“The workplace of today is changing, and workers’ skill sets must keep pace with employers’ expectations. However, who determines that expectation if your livelihood is dependent on some employer to make the right strategic moves? They lose, and ultimately, you lose.
For this reason, every one of us must have a career strategy, and that strategy should be guided by your industry’s trajectory. You should be fine-tuned to the intricacies of your profession. You have no choice. You have to self-develop to stay relevant. Always remember that YOU are in charge of your career Never get sucked into the “company knows best” approach to your career.”
Here are a few other blog posts and articles I enjoyed in April – with some short quotes from them too.
Bring your own network, Harold Jarche (4 April 2016)
“In today’s digital economy, you are only as good as your network … When work is learning, and learning is the work, organizations need to look at how good people are at actively engaging in learning networks. The network they bring may be much more important than the individual skills they have. Today, job interviews should include a note to ‘BYON’.”
People won’t grow if you don’t think people can change, Monique Valcour (Harvard Business Review, 21 April)
“Believing that employees can change doesn’t just make managers more willing and able to coach; evidence also suggests that it makes them more accurate judges of improvements or drops in performance. Leaders with a fixed mindset are less likely to notice a change, especially in someone whom they’ve judged (either favorably or unfavorably) in the past. And this behavior can alienate top performers and undermine motivation. The people who are most committed to learning are likely to leave or disengage if learning opportunities are scarce or if their growth goes unrecognized. On the other hand, when leaders do demonstrate a belief in people’s ability to grow, research shows that employees are more motivated to improve their performance, more satisfied with their jobs, and less likely to quit.”

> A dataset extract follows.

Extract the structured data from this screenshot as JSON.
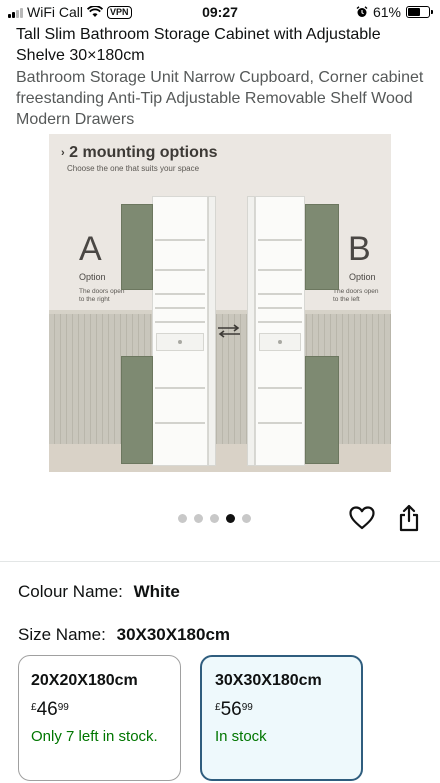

What value do you in L&D bring to your organisation?, Clark Quinn (Learnlets, 5 April)
“My perspective is that the role of L&D could (and should) be about improving performance and facilitating development. If, instead of just providing courses, P&D were focused on making sure people could do their jobs, using performance consulting and developing the appropriate solutions – whether job aids, contextual support, coaching, or what have you – they’d be contributing to optimal execution. If they went further, and were also facilitating the ability for the organization to continually innovate – fostering communication and collaboration via tools, practices, and culture – they’d be key to getting people to provide their best. And this is increasingly important.”
You Can Never Empower People, but You Must Engage Them, Chuck Blakeman (Inc, 26 April)
“Don’t waste time trying to empower people. They already are. Just give them a reason to be engaged, give them the resources they need to grow, and get out of the way. And watch your company take off.”
Finally, a reminder of my own blog posts in April 2016
- Celebrating the 10th Anniversary of the Top 100 Tools for Learning list 3 April 2016
- What would happen if there were no L&D department? 7 April 2016
- Next L&D Challenge starts 30 May 16 April 2016
- 20 ways to prepare yourself for modern workplace learning 20 April 2016
- The difference between social learning and social collaboration 25 April 2016